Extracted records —
★ ★ ★ ★ ★

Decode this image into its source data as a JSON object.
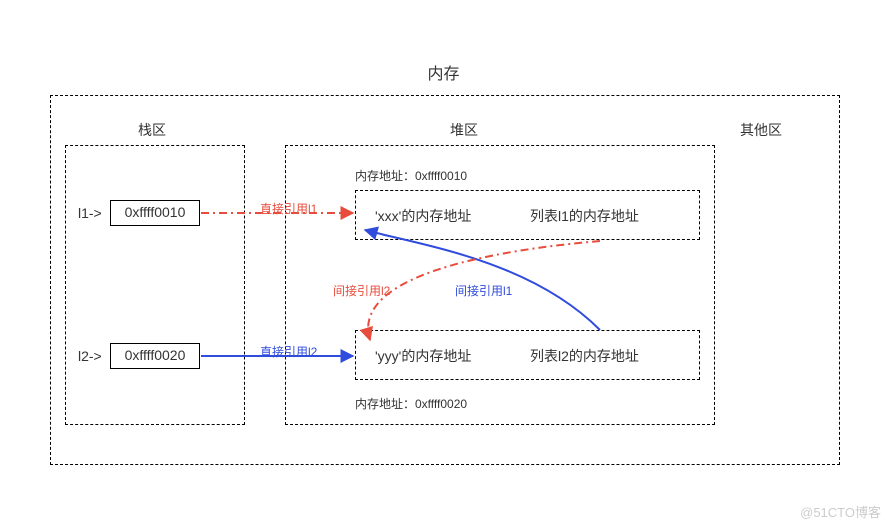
{
  "title": "内存",
  "regions": {
    "stack": "栈区",
    "heap": "堆区",
    "other": "其他区"
  },
  "stack": {
    "l1_label": "l1->",
    "l1_addr": "0xffff0010",
    "l2_label": "l2->",
    "l2_addr": "0xffff0020"
  },
  "heap": {
    "addr_top_label": "内存地址：0xffff0010",
    "addr_bottom_label": "内存地址：0xffff0020",
    "cell_top_left": "'xxx'的内存地址",
    "cell_top_right": "列表l1的内存地址",
    "cell_bottom_left": "'yyy'的内存地址",
    "cell_bottom_right": "列表l2的内存地址"
  },
  "arrows": {
    "direct_l1": "直接引用l1",
    "direct_l2": "直接引用l2",
    "indirect_l1": "间接引用l1",
    "indirect_l2": "间接引用l2"
  },
  "colors": {
    "red": "#e74c3c",
    "blue": "#2f4cdd"
  },
  "watermark": "@51CTO博客"
}
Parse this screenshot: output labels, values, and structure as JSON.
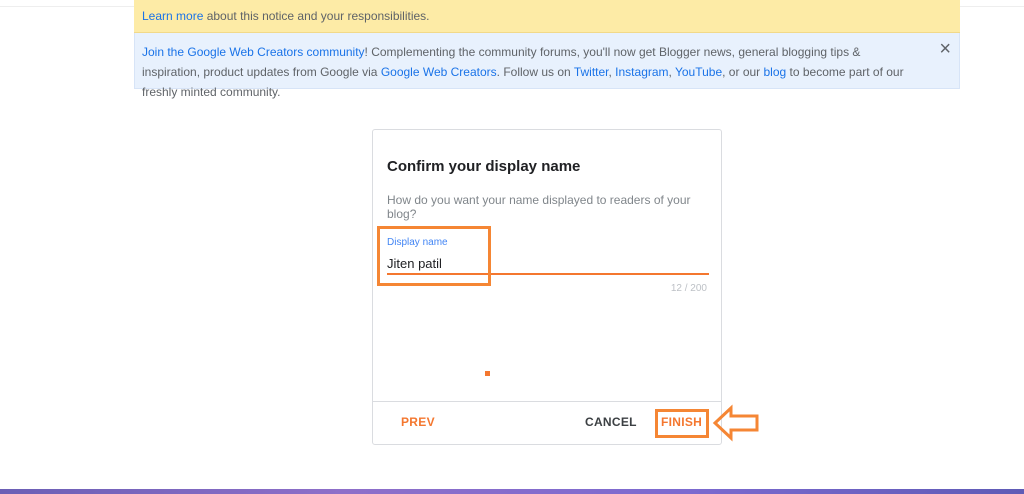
{
  "notice": {
    "learn_more_link": "Learn more",
    "text": " about this notice and your responsibilities."
  },
  "community": {
    "link_join": "Join the Google Web Creators community",
    "text1": "! Complementing the community forums, you'll now get Blogger news, general blogging tips & inspiration, product updates from Google via ",
    "link_creators": "Google Web Creators",
    "text2": ". Follow us on ",
    "link_twitter": "Twitter",
    "sep1": ", ",
    "link_instagram": "Instagram",
    "sep2": ", ",
    "link_youtube": "YouTube",
    "text3": ", or our ",
    "link_blog": "blog",
    "text4": " to become part of our freshly minted community.",
    "close_icon": "×"
  },
  "dialog": {
    "title": "Confirm your display name",
    "subtitle": "How do you want your name displayed to readers of your blog?",
    "field_label": "Display name",
    "field_value": "Jiten patil",
    "counter": "12 / 200",
    "prev_button": "PREV",
    "cancel_button": "CANCEL",
    "finish_button": "FINISH"
  },
  "colors": {
    "accent": "#f4772f",
    "annotation": "#f58634",
    "link": "#1a73e8",
    "notice_yellow": "#fdeba6",
    "notice_blue": "#e8f1fd"
  }
}
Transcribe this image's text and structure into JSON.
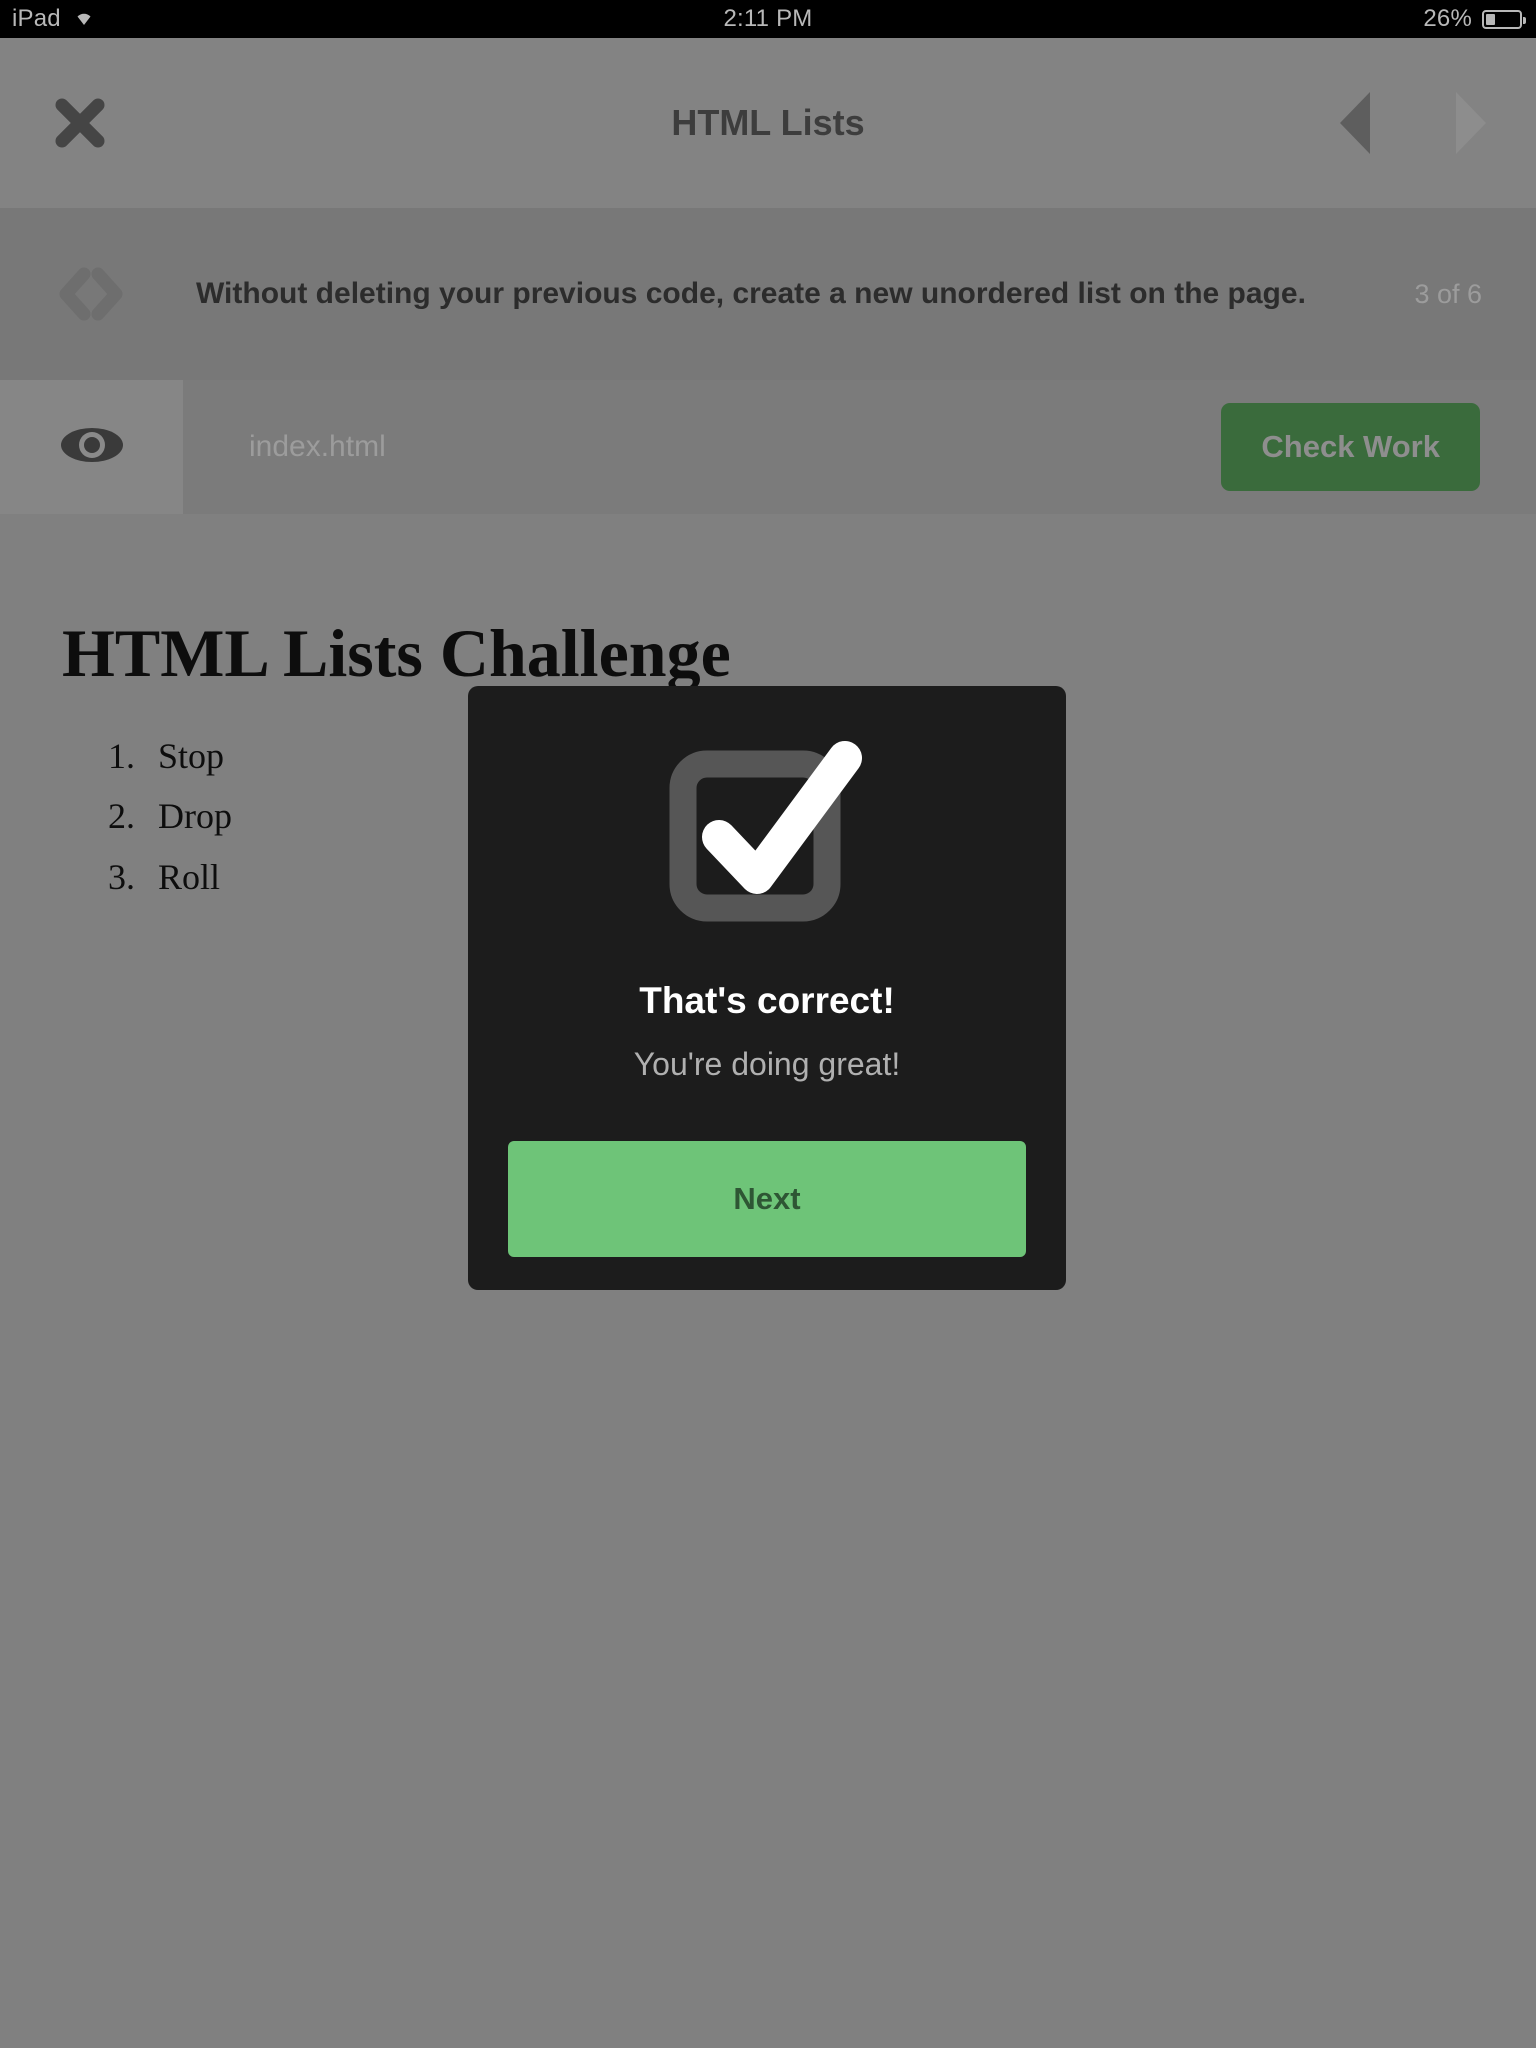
{
  "statusbar": {
    "device": "iPad",
    "wifi_icon": "wifi-icon",
    "time": "2:11 PM",
    "battery_percent": "26%",
    "battery_icon": "battery-low-icon",
    "battery_level": 26
  },
  "header": {
    "close_icon": "close-icon",
    "title": "HTML Lists",
    "prev_icon": "arrow-left-icon",
    "next_icon": "arrow-right-icon",
    "prev_enabled": true,
    "next_enabled": false
  },
  "instruction": {
    "code_icon": "code-brackets-icon",
    "text": "Without deleting your previous code, create a new unordered list on the page.",
    "step_counter": "3 of 6",
    "current_step": 3,
    "total_steps": 6
  },
  "toolbar": {
    "preview_icon": "eye-icon",
    "file_name": "index.html",
    "check_work_label": "Check Work"
  },
  "preview": {
    "heading": "HTML Lists Challenge",
    "list_type": "ordered",
    "list_items": [
      "Stop",
      "Drop",
      "Roll"
    ]
  },
  "modal": {
    "icon": "checkbox-checked-icon",
    "title": "That's correct!",
    "subtitle": "You're doing great!",
    "next_label": "Next"
  },
  "colors": {
    "statusbar_bg": "#000000",
    "statusbar_text": "#b8b8b8",
    "header_bg": "#838383",
    "instruction_bg": "#787878",
    "toolbar_bg": "#7d7d7d",
    "preview_bg": "#808080",
    "check_work_green": "#3a6b3c",
    "modal_bg": "#1c1c1c",
    "next_green": "#6ec478",
    "next_text": "#2e5634"
  }
}
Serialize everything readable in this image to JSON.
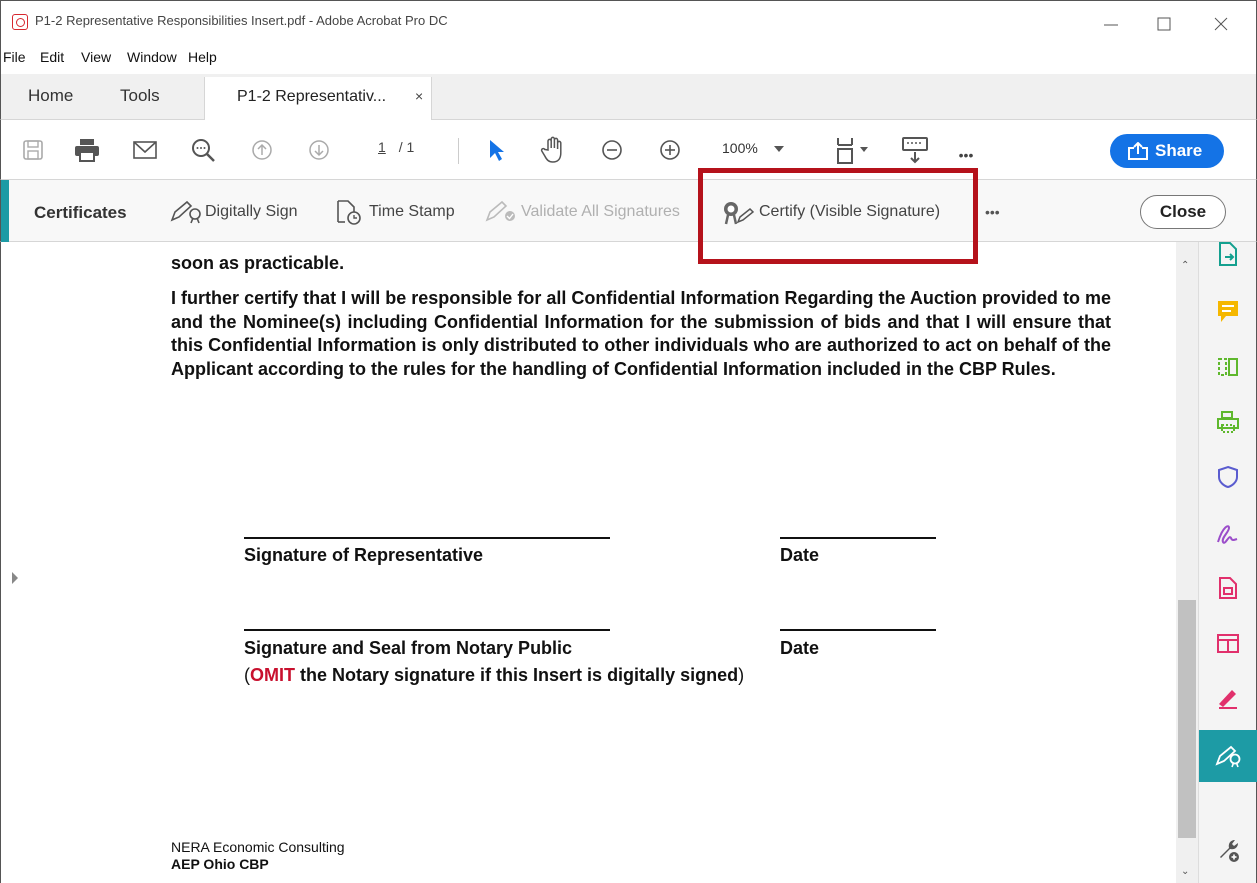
{
  "window": {
    "title": "P1-2 Representative Responsibilities Insert.pdf - Adobe Acrobat Pro DC"
  },
  "menu": [
    "File",
    "Edit",
    "View",
    "Window",
    "Help"
  ],
  "tabs": {
    "home": "Home",
    "tools": "Tools",
    "document": "P1-2 Representativ...",
    "close_glyph": "×"
  },
  "toolbar": {
    "page_current": "1",
    "page_total": "/ 1",
    "zoom": "100%",
    "share_label": "Share",
    "more_glyph": "•••"
  },
  "certificates": {
    "heading": "Certificates",
    "items": [
      {
        "label": "Digitally Sign",
        "enabled": true
      },
      {
        "label": "Time Stamp",
        "enabled": true
      },
      {
        "label": "Validate All Signatures",
        "enabled": false
      },
      {
        "label": "Certify (Visible Signature)",
        "enabled": true
      }
    ],
    "more_glyph": "•••",
    "close_label": "Close"
  },
  "highlight_color": "#b5121b",
  "accent_color": "#1d9ba5",
  "document": {
    "partial_line": "soon as practicable.",
    "paragraph": "I further certify that I will be responsible for all Confidential Information Regarding the Auction provided to me and the Nominee(s) including Confidential Information for the submission of bids and that I will ensure that this Confidential Information is only distributed to other individuals who are authorized to act on behalf of the Applicant according to the rules for the handling of Confidential Information included in the CBP Rules.",
    "sig1_label": "Signature of Representative",
    "date1_label": "Date",
    "sig2_label": "Signature and Seal from Notary Public",
    "date2_label": "Date",
    "omit_open": "(",
    "omit_word": "OMIT",
    "omit_rest": " the Notary signature if this Insert is digitally signed",
    "omit_close": ")",
    "footer_company": "NERA Economic Consulting",
    "footer_project": "AEP Ohio CBP"
  },
  "right_panel_icons": [
    "export-pdf-icon",
    "comment-icon",
    "organize-pages-icon",
    "print-production-icon",
    "protect-icon",
    "fill-sign-icon",
    "create-pdf-icon",
    "compare-icon",
    "request-signature-icon",
    "certificates-icon",
    "more-tools-icon"
  ]
}
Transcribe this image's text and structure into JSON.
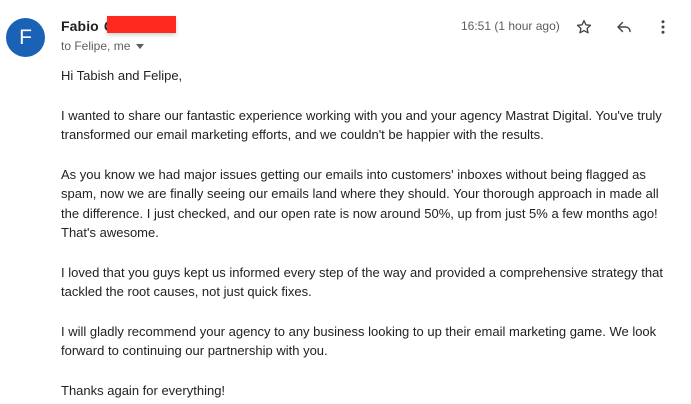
{
  "email": {
    "avatar_letter": "F",
    "avatar_color": "#1a62b5",
    "sender_name": "Fabio",
    "sender_name_partial": "C",
    "recipients": "to Felipe, me",
    "timestamp": "16:51 (1 hour ago)",
    "icons": {
      "star": "star-outline-icon",
      "reply": "reply-arrow-icon",
      "more": "more-vert-icon"
    },
    "body": [
      "Hi Tabish and Felipe,",
      "I wanted to share our fantastic experience working with you and your agency Mastrat Digital. You've truly transformed our email marketing efforts, and we couldn't be happier with the results.",
      "As you know we had major issues getting our emails into customers' inboxes without being flagged as spam, now we are finally seeing our emails land where they should. Your thorough approach in made all the difference. I just checked, and our open rate is now around 50%, up from just 5% a few months ago! That's awesome.",
      "I loved that you guys kept us informed every step of the way and provided a comprehensive strategy that tackled the root causes, not just quick fixes.",
      "I will gladly recommend your agency to any business looking to up their email marketing game. We look forward to continuing our partnership with you.",
      "Thanks again for everything!"
    ]
  },
  "colors": {
    "redaction": "#ff2a1f",
    "secondary_text": "#5e5e5e",
    "icon": "#444746"
  }
}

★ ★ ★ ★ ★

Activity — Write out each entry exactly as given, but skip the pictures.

Answer box —
Decode this image into its source data as a JSON object.
{
  "title": "内存",
  "regions": {
    "stack": "栈区",
    "heap": "堆区",
    "other": "其他区"
  },
  "stack": {
    "l1_label": "l1->",
    "l1_addr": "0xffff0010",
    "l2_label": "l2->",
    "l2_addr": "0xffff0020"
  },
  "heap": {
    "addr_top_label": "内存地址：0xffff0010",
    "addr_bottom_label": "内存地址：0xffff0020",
    "cell_top_left": "'xxx'的内存地址",
    "cell_top_right": "列表l1的内存地址",
    "cell_bottom_left": "'yyy'的内存地址",
    "cell_bottom_right": "列表l2的内存地址"
  },
  "arrows": {
    "direct_l1": "直接引用l1",
    "direct_l2": "直接引用l2",
    "indirect_l1": "间接引用l1",
    "indirect_l2": "间接引用l2"
  },
  "colors": {
    "red": "#e74c3c",
    "blue": "#2f4cdd"
  },
  "watermark": "@51CTO博客"
}
Parse this screenshot: output labels, values, and structure as JSON.
{
  "notice": {
    "learn_more_link": "Learn more",
    "text": " about this notice and your responsibilities."
  },
  "community": {
    "link_join": "Join the Google Web Creators community",
    "text1": "! Complementing the community forums, you'll now get Blogger news, general blogging tips & inspiration, product updates from Google via ",
    "link_creators": "Google Web Creators",
    "text2": ". Follow us on ",
    "link_twitter": "Twitter",
    "sep1": ", ",
    "link_instagram": "Instagram",
    "sep2": ", ",
    "link_youtube": "YouTube",
    "text3": ", or our ",
    "link_blog": "blog",
    "text4": " to become part of our freshly minted community.",
    "close_icon": "×"
  },
  "dialog": {
    "title": "Confirm your display name",
    "subtitle": "How do you want your name displayed to readers of your blog?",
    "field_label": "Display name",
    "field_value": "Jiten patil",
    "counter": "12 / 200",
    "prev_button": "PREV",
    "cancel_button": "CANCEL",
    "finish_button": "FINISH"
  },
  "colors": {
    "accent": "#f4772f",
    "annotation": "#f58634",
    "link": "#1a73e8",
    "notice_yellow": "#fdeba6",
    "notice_blue": "#e8f1fd"
  }
}
Transcribe this image's text and structure into JSON.
{
  "statusbar": {
    "device": "iPad",
    "wifi_icon": "wifi-icon",
    "time": "2:11 PM",
    "battery_percent": "26%",
    "battery_icon": "battery-low-icon",
    "battery_level": 26
  },
  "header": {
    "close_icon": "close-icon",
    "title": "HTML Lists",
    "prev_icon": "arrow-left-icon",
    "next_icon": "arrow-right-icon",
    "prev_enabled": true,
    "next_enabled": false
  },
  "instruction": {
    "code_icon": "code-brackets-icon",
    "text": "Without deleting your previous code, create a new unordered list on the page.",
    "step_counter": "3 of 6",
    "current_step": 3,
    "total_steps": 6
  },
  "toolbar": {
    "preview_icon": "eye-icon",
    "file_name": "index.html",
    "check_work_label": "Check Work"
  },
  "preview": {
    "heading": "HTML Lists Challenge",
    "list_type": "ordered",
    "list_items": [
      "Stop",
      "Drop",
      "Roll"
    ]
  },
  "modal": {
    "icon": "checkbox-checked-icon",
    "title": "That's correct!",
    "subtitle": "You're doing great!",
    "next_label": "Next"
  },
  "colors": {
    "statusbar_bg": "#000000",
    "statusbar_text": "#b8b8b8",
    "header_bg": "#838383",
    "instruction_bg": "#787878",
    "toolbar_bg": "#7d7d7d",
    "preview_bg": "#808080",
    "check_work_green": "#3a6b3c",
    "modal_bg": "#1c1c1c",
    "next_green": "#6ec478",
    "next_text": "#2e5634"
  }
}
Serialize everything readable in this image to JSON.
{
  "window": {
    "title": "P1-2 Representative Responsibilities Insert.pdf - Adobe Acrobat Pro DC"
  },
  "menu": [
    "File",
    "Edit",
    "View",
    "Window",
    "Help"
  ],
  "tabs": {
    "home": "Home",
    "tools": "Tools",
    "document": "P1-2 Representativ...",
    "close_glyph": "×"
  },
  "toolbar": {
    "page_current": "1",
    "page_total": "/ 1",
    "zoom": "100%",
    "share_label": "Share",
    "more_glyph": "•••"
  },
  "certificates": {
    "heading": "Certificates",
    "items": [
      {
        "label": "Digitally Sign",
        "enabled": true
      },
      {
        "label": "Time Stamp",
        "enabled": true
      },
      {
        "label": "Validate All Signatures",
        "enabled": false
      },
      {
        "label": "Certify (Visible Signature)",
        "enabled": true
      }
    ],
    "more_glyph": "•••",
    "close_label": "Close"
  },
  "highlight_color": "#b5121b",
  "accent_color": "#1d9ba5",
  "document": {
    "partial_line": "soon as practicable.",
    "paragraph": "I further certify that I will be responsible for all Confidential Information Regarding the Auction provided to me and the Nominee(s) including Confidential Information for the submission of bids and that I will ensure that this Confidential Information is only distributed to other individuals who are authorized to act on behalf of the Applicant according to the rules for the handling of Confidential Information included in the CBP Rules.",
    "sig1_label": "Signature of Representative",
    "date1_label": "Date",
    "sig2_label": "Signature and Seal from Notary Public",
    "date2_label": "Date",
    "omit_open": "(",
    "omit_word": "OMIT",
    "omit_rest": " the Notary signature if this Insert is digitally signed",
    "omit_close": ")",
    "footer_company": "NERA Economic Consulting",
    "footer_project": "AEP Ohio CBP"
  },
  "right_panel_icons": [
    "export-pdf-icon",
    "comment-icon",
    "organize-pages-icon",
    "print-production-icon",
    "protect-icon",
    "fill-sign-icon",
    "create-pdf-icon",
    "compare-icon",
    "request-signature-icon",
    "certificates-icon",
    "more-tools-icon"
  ]
}
Transcribe this image's text and structure into JSON.
{
  "email": {
    "avatar_letter": "F",
    "avatar_color": "#1a62b5",
    "sender_name": "Fabio",
    "sender_name_partial": "C",
    "recipients": "to Felipe, me",
    "timestamp": "16:51 (1 hour ago)",
    "icons": {
      "star": "star-outline-icon",
      "reply": "reply-arrow-icon",
      "more": "more-vert-icon"
    },
    "body": [
      "Hi Tabish and Felipe,",
      "I wanted to share our fantastic experience working with you and your agency Mastrat Digital. You've truly transformed our email marketing efforts, and we couldn't be happier with the results.",
      "As you know we had major issues getting our emails into customers' inboxes without being flagged as spam, now we are finally seeing our emails land where they should. Your thorough approach in made all the difference. I just checked, and our open rate is now around 50%, up from just 5% a few months ago! That's awesome.",
      "I loved that you guys kept us informed every step of the way and provided a comprehensive strategy that tackled the root causes, not just quick fixes.",
      "I will gladly recommend your agency to any business looking to up their email marketing game. We look forward to continuing our partnership with you.",
      "Thanks again for everything!"
    ]
  },
  "colors": {
    "redaction": "#ff2a1f",
    "secondary_text": "#5e5e5e",
    "icon": "#444746"
  }
}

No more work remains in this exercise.